The center is actually two separate buildings.
Combining austere Trenton limestone mined in Quebec with traditional old greystone found throughout Montreal, the buildings reflect the twin aspects of the architecture of the city. Providing a permanent library of over 165,000 volumes along with revolving exhibits, it is both a home to scholars and a popular tourist attraction.
The older of the two structures is an 1874 mansion built for the president of the Pacific Railway, Sir Thomas Shaughnessy. The interior, fully restored to its original state, houses an art nouveau conservatory whose intricately decorated ceiling is alone worth a visit.
The newer building, erected in 1989, is a U-shaped structure that wraps the older one. In the western wing is the auditorium, while the eastern houses an atrium with offices and research areas for visiting scholars. Its unusual design is the brainchild of an unusual woman, Phyllis Lambert. An heir to the Seagram’s liquor fortune, Lambert is herself an architect and founder of the center.
In the library, visitors can view sketchbooks, plans, and other items that comprise one important aspect of the architect’s effort. Some of the exhibits have featured serious, scholarly displays of historical or contemporary work. The Center has featured exhibits on Mies van der Rohe, John Sloan, and others. Other events may focus on lighter topics, such as a review of dollhouses or the variety of American lawn designs.
But whether the exhibit is technical or just fun, the museum itself is a fine example of what it exists to portray: the variety of impressive buildings over the centuries. With a combination of modern urban design and near the turn of the 20th-century housing, it offers a diverse view of the creative endeavors of a unique kind of artist. An architect is neither a sculptor nor a storyteller, but a bit of both in a practical shell.
Across the street is a fascinating sculpture garden that displays work that might very well decorate one of the structures detailed in the mansion library. With an array of odd objects along with traditional gardening, it provides a lovely place to sit and admire the museum buildings from the outside.

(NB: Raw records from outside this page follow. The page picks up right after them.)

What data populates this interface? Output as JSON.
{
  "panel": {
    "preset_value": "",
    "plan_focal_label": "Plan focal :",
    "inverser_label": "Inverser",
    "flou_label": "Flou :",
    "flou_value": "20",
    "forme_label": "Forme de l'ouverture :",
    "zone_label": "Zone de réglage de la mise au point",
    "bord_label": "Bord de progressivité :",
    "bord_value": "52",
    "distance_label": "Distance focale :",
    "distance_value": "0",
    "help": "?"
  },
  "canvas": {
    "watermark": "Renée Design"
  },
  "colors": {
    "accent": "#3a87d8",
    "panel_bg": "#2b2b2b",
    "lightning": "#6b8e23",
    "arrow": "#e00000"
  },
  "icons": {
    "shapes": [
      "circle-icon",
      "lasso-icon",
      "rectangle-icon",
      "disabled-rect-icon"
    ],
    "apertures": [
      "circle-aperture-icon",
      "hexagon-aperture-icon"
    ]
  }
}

Visitors will enjoy coming in the main entrance along the north-facing facade and into the grand stair hall that leads to the public spaces on the first floor. The Canadian maple decor nicely offsets the Alcan aluminum used in the modern parts of the center. Skylights illuminate the interior with natural light, providing a delightful ambiance.
Located at 1920 Baile Street, the CCA contains a bookstore that offers material related to the museum’s contents.
“Canadian Center for Architecture” by mark.hogan